Keywords: Uranium based nuclear samples; Ion chromatography; Alkali and alkaline earth elements; Interferences; Iminodiacetate resin;
Chiral selectors for enantioresolution and quantitation of the antidepressant drug fluoxetine in pharmaceutical formulations by 19F NMR spectroscopic method by Mojtaba Shamsipur; Leila Shafiee Dastjerdi; Soheila Haghgoo; Dominique Armspach; Dominique Matt; Hassan Y. Aboul-Enein (130-138).
19F NMR spectroscopy was applied to the quantitative determination of fluoxetine enantiomers using different chiral recognition agents in pharmaceutical formulations. Several parameters affecting the enantioresolution including the type and concentration of chiral selector, concentration of fluoxetine and temperature were studied. The chiral selectors investigated are the cyclic oligosaccharides α-, β- and γ-cyclodextrin and a diamino derivative of methylated α-cyclodextrin (DAM-α-CD), linear polysaccharides (maltodextrin with dextrose equivalents of 4.0–7.0, 13.0–17.0 and 16.5–19.5) and the macrocyclic antibiotic vancomycin. Among the chiral selectors used, DAM-α-CD turned out to give the best resolution of the 19F NMR signals of (R)- and (S)-fluoxetine. The calibration curve was linear for (R)- and (S)-fluoxetine over the range 0.10–1.35 mg mL−1, the detection limits (S/N = 3) being 5.9 and 7.5 μg mL−1 for the pure solutions of (R)- and (S)-fluoxetine, respectively. The recovery studies performed on pharmaceutical samples ranged from about 90 to 110% with relative standard deviations of <8%. The results showed that the proposed method is rapid, precise and accurate. Applying statistical Student's t-test revealed insignificant difference between the real and measured contents at the 95% confidence level.
Keywords: Fluoxetine; 19F nuclear magnetic resonance analyses; Enantioseparation; Chiral selectors; Pharmaceutical formulations;

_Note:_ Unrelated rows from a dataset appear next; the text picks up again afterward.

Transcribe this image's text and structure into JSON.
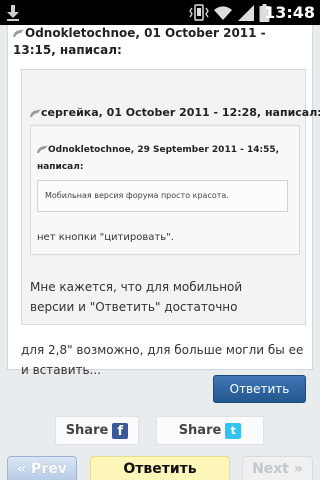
{
  "status_bar": {
    "time": "13:48",
    "icons": [
      "download-icon",
      "vibrate-icon",
      "wifi-icon",
      "signal-icon",
      "battery-icon"
    ]
  },
  "post": {
    "header": "Odnokletochnoe, 01 October 2011 - 13:15, написал:",
    "quote": {
      "header": "сергейка, 01 October 2011 - 12:28, написал:",
      "inner_quote": {
        "header": "Odnokletochnoe, 29 September 2011 - 14:55, написал:",
        "box_text": "Мобильная версия форума просто красота.",
        "text": "нет кнопки \"цитировать\"."
      },
      "reply": "Мне кажется, что для мобильной версии и \"Ответить\" достаточно"
    },
    "body": "для 2,8\" возможно, для больше могли бы ее и вставить..."
  },
  "reply_button": "Ответить",
  "share": {
    "facebook_label": "Share",
    "facebook_icon": "f",
    "twitter_label": "Share",
    "twitter_icon": "t"
  },
  "nav": {
    "prev": "« Prev",
    "reply": "Ответить",
    "next": "Next »"
  },
  "colors": {
    "reply_button": "#2d68a6",
    "nav_reply_bg": "#fdf6b9",
    "facebook": "#3b5998",
    "twitter": "#33c3f0"
  }
}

Erratum to “Voltammetric characterization of metal sulfide particles and nanoparticles in model solutions and natural waters” [Anal. Chim. Acta 594 (2007) 44–51] by Elvira Bura-Nakić; Damir Krznarić; Darija Jurašin; George R. Helz; Irena Ciglenečki (139).